Sunday, January 19, 2020
A few months ago I found a pattern for a make-up roll-up in a sewing book and thought I could adapt it to use to carry utensils for lunch. My first template, for myself, used the 18" one I used for the denim pillow.
Using fabric I bought intended for a tote bag, I made an acceptable and useful product.
But thinking about making some for gifts I learned a lot making four more and changed the original size to 16" square. These are not perfect by any means, but handmade is always better than perfect, don't you think?
I found single servings of utensils and straws and tucked a note about the materials in the largest pocket.
Having a Christmas deadline made me push past the set-backs and problems I encountered. When the clock is ticking and when you are focused, you can finish projects. I need to remember this!
Sunday, November 3, 2019
When I was a crochet kick a few years back, I picked up some mixed-fiber yarn from Bernat Mix Home. It has five different fibers in it~acrylic, cotton, nylon, wool, and polyester. At the time, I was hoping the company had more ideas for what to make with this funky, chunky yarn than just the blanket pattern on the inside label. But, I couldn't find any. Nor had any crafter played with the yarn and posted photos. Googling it today, I discovered many adventurous crochet lovers have tackled this unusual product.
The first project I made using the green yarns. I can't remeber now if I used one skein or two.

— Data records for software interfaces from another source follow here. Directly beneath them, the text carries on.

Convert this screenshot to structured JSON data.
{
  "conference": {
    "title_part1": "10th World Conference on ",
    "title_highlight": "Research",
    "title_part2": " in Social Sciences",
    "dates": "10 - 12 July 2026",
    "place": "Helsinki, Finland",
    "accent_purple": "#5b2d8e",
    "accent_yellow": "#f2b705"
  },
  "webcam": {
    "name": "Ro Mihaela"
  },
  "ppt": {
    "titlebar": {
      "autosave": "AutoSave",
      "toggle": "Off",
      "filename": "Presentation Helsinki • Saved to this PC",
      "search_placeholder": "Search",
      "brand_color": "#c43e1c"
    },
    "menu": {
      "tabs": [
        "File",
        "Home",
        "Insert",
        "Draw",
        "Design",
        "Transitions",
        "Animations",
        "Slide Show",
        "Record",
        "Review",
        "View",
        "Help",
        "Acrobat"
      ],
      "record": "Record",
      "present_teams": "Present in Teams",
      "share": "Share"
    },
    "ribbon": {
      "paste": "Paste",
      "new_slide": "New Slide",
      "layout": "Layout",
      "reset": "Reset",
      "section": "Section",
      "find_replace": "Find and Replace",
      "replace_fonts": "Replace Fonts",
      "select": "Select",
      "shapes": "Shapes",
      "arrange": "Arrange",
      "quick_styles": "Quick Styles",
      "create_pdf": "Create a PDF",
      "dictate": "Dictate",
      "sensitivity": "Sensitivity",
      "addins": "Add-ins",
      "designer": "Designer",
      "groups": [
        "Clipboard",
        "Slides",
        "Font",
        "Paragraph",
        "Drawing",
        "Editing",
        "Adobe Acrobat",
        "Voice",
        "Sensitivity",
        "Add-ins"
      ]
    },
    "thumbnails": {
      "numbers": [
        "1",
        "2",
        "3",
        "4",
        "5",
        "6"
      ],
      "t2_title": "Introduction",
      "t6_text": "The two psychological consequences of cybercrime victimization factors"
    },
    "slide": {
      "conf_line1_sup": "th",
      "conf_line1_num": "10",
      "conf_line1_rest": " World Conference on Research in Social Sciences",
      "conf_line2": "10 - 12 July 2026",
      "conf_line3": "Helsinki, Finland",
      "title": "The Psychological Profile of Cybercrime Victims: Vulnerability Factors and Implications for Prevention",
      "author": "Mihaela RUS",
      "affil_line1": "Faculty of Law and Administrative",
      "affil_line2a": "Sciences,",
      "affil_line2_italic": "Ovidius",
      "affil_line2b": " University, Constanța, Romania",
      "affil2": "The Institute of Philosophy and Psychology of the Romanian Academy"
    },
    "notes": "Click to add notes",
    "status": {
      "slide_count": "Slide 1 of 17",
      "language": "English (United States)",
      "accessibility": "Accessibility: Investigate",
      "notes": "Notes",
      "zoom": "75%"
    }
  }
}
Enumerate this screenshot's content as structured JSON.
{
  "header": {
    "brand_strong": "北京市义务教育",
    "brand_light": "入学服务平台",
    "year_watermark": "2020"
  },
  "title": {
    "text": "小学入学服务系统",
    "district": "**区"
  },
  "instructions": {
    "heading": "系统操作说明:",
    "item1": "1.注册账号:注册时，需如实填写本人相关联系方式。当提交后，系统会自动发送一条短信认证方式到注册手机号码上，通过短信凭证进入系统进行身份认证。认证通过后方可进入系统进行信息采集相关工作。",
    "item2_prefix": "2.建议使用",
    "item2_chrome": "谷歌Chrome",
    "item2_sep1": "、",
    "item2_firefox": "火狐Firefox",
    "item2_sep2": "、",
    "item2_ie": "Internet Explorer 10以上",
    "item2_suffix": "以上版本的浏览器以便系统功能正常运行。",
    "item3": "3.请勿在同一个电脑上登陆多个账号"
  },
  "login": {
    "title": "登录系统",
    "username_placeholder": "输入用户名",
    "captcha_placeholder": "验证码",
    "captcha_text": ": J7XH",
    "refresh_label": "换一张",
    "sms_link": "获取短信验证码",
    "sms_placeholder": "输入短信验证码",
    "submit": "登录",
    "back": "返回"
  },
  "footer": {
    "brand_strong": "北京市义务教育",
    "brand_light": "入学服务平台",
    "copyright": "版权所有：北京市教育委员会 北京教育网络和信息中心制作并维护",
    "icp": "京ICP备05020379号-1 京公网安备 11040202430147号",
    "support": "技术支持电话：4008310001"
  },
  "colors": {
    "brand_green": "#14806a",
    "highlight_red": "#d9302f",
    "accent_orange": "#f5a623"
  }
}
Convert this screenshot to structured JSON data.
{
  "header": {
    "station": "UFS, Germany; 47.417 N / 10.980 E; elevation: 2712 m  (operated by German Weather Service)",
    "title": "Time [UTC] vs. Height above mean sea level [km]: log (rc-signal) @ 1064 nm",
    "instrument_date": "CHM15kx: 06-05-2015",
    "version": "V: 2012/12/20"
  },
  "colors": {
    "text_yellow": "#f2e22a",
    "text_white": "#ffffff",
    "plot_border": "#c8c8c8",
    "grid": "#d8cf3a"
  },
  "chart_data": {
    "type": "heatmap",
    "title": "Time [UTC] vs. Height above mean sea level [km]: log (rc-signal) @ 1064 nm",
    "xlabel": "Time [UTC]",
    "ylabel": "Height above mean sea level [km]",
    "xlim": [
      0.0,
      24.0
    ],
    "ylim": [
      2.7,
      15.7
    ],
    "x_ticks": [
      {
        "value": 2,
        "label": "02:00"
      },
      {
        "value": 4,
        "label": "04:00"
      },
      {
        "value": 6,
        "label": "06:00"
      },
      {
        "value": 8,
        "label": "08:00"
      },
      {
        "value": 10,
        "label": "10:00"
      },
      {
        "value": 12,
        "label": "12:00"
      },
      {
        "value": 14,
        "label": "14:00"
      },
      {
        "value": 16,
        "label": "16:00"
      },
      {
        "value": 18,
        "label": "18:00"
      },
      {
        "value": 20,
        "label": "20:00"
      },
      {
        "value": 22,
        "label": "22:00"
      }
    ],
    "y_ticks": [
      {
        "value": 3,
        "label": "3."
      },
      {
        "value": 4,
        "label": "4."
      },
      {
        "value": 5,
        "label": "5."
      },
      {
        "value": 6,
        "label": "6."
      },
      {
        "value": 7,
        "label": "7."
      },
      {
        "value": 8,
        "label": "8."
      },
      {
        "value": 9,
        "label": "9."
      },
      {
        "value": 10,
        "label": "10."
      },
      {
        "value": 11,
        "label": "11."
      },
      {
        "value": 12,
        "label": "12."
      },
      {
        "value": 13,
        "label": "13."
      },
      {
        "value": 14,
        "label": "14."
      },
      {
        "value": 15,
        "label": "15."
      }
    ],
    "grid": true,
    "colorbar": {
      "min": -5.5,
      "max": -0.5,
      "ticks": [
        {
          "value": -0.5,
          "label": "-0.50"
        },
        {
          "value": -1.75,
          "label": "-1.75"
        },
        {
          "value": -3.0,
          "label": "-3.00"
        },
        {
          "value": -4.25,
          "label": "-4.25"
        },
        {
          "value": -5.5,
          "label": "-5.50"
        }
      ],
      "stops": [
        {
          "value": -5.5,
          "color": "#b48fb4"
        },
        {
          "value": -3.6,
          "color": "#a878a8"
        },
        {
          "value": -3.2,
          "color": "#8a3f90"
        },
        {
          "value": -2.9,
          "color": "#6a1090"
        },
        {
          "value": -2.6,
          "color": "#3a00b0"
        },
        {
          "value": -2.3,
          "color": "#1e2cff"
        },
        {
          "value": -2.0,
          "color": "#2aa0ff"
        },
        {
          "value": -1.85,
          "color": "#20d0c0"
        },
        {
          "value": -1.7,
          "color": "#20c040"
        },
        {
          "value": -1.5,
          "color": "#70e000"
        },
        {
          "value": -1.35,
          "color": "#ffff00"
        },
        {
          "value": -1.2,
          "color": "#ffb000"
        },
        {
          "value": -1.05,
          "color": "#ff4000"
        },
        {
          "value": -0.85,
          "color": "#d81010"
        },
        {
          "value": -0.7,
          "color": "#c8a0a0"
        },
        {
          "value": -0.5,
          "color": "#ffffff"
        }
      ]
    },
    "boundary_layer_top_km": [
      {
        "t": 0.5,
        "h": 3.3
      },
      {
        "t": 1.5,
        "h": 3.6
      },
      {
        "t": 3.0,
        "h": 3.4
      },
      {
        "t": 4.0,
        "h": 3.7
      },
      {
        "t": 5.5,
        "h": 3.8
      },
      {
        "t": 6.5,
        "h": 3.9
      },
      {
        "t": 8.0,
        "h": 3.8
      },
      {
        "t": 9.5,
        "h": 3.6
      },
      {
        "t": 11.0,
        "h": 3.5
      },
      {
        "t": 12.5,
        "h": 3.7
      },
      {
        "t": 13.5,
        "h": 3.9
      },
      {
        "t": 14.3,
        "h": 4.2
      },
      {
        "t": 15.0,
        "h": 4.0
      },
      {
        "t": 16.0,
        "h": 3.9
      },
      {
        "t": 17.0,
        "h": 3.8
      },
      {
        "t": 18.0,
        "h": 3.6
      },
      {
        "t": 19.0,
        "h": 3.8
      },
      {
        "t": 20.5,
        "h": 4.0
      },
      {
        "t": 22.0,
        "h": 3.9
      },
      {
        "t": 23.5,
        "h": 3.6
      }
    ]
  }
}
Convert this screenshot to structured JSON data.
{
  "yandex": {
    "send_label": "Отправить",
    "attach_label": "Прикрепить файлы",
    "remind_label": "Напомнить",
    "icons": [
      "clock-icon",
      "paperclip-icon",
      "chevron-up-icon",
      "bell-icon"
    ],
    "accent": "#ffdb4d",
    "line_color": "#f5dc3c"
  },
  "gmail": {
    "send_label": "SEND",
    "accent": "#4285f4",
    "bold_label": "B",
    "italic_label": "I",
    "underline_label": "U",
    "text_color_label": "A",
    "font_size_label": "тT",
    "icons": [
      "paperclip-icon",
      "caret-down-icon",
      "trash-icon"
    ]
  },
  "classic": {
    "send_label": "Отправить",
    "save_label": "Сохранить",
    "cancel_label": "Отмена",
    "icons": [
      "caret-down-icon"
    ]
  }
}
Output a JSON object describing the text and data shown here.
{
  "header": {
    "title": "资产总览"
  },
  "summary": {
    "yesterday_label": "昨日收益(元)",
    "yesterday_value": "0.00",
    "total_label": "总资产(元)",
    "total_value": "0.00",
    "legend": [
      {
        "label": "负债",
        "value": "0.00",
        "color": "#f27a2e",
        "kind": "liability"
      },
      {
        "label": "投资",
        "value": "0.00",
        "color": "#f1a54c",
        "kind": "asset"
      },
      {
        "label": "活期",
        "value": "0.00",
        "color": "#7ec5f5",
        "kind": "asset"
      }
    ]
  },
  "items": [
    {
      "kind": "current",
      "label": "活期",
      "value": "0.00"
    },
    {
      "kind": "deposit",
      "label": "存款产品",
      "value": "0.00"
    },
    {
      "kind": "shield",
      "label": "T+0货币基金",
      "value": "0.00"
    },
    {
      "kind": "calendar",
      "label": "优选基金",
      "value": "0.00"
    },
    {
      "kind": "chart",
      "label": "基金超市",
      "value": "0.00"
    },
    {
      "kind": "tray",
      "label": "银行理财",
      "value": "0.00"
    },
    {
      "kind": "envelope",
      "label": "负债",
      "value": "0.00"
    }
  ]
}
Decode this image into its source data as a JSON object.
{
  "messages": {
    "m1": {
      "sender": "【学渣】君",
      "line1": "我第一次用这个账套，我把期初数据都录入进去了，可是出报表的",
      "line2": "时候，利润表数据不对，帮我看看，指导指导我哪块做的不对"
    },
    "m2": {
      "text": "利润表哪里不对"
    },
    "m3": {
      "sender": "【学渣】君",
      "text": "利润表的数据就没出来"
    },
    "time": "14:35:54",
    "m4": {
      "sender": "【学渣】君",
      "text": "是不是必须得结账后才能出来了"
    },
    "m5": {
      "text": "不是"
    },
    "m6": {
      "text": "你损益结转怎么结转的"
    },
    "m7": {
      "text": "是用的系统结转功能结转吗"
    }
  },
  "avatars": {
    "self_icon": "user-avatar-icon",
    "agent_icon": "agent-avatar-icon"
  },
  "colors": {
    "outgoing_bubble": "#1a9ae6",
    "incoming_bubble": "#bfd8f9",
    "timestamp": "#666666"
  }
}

My idea was to use it as a fiber bulletin board. I added a wooden dowel at the top with green leather cord. But it was so small, so strange, and so uneven I abandoned the idea of giving it to anyone. It's not totally bad when I look at it now. Maybe a funky wall hanging?
Last week, I went through my big bin of yarn (there's a reason I've been on a yarn diet!) and found the one I started and stopped in the blue colors (Wedgewood). Picking it up, I continued working on it the last week and, bit by bit, I've finished the three skeins I had. It's an interesting piece and Winnie, my denim whale, likes it.
For both pieces, I just used a very simple single crochet design, back and forth. I chained a length that I liked and then just repeated. Using a 10 mm crochet hook helped get through all those thick textured fibers. The hardest one to crochet through was that bumpy part held together with some kind of black thread. Sometimes I felt l was only guessing where the previous row was as I inserted the hook to make the next single crochet. I was always happy to be done with that section and on to the other four fibers. Ironically, it's the most dramatic and textural on the finished piece.